Task details:
A faithful copy of all the data below, please; leave no line out.

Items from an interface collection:

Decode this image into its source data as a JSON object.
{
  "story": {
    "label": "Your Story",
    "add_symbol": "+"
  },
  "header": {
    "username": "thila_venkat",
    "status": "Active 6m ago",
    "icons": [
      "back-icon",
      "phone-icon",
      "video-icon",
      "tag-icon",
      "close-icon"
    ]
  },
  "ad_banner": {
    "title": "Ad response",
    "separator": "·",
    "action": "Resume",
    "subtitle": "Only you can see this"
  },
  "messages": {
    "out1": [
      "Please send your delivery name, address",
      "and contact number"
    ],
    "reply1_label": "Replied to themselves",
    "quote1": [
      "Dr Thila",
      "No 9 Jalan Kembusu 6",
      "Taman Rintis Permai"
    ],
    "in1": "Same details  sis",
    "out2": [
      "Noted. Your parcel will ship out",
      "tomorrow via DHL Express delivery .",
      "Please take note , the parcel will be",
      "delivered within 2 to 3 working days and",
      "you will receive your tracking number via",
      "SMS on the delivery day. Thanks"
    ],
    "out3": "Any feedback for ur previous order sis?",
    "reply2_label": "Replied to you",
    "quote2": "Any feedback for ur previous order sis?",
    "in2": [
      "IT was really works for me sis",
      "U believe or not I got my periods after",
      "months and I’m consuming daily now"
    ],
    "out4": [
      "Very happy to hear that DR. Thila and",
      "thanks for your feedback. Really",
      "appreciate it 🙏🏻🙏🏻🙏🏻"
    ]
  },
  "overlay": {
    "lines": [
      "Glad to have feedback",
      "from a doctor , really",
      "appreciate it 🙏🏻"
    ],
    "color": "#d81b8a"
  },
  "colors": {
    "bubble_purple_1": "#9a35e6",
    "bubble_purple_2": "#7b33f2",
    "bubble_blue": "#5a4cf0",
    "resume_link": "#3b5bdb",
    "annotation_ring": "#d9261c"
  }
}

Written reply:
Decode this image into its source data as a JSON object.
{
  "story": {
    "label": "Your Story",
    "add_symbol": "+"
  },
  "header": {
    "username": "thila_venkat",
    "status": "Active 6m ago",
    "icons": [
      "back-icon",
      "phone-icon",
      "video-icon",
      "tag-icon",
      "close-icon"
    ]
  },
  "ad_banner": {
    "title": "Ad response",
    "separator": "·",
    "action": "Resume",
    "subtitle": "Only you can see this"
  },
  "messages": {
    "out1": [
      "Please send your delivery name, address",
      "and contact number"
    ],
    "reply1_label": "Replied to themselves",
    "quote1": [
      "Dr Thila",
      "No 9 Jalan Kembusu 6",
      "Taman Rintis Permai"
    ],
    "in1": "Same details  sis",
    "out2": [
      "Noted. Your parcel will ship out",
      "tomorrow via DHL Express delivery .",
      "Please take note , the parcel will be",
      "delivered within 2 to 3 working days and",
      "you will receive your tracking number via",
      "SMS on the delivery day. Thanks"
    ],
    "out3": "Any feedback for ur previous order sis?",
    "reply2_label": "Replied to you",
    "quote2": "Any feedback for ur previous order sis?",
    "in2": [
      "IT was really works for me sis",
      "U believe or not I got my periods after",
      "months and I’m consuming daily now"
    ],
    "out4": [
      "Very happy to hear that DR. Thila and",
      "thanks for your feedback. Really",
      "appreciate it 🙏🏻🙏🏻🙏🏻"
    ]
  },
  "overlay": {
    "lines": [
      "Glad to have feedback",
      "from a doctor , really",
      "appreciate it 🙏🏻"
    ],
    "color": "#d81b8a"
  },
  "colors": {
    "bubble_purple_1": "#9a35e6",
    "bubble_purple_2": "#7b33f2",
    "bubble_blue": "#5a4cf0",
    "resume_link": "#3b5bdb",
    "annotation_ring": "#d9261c"
  }
}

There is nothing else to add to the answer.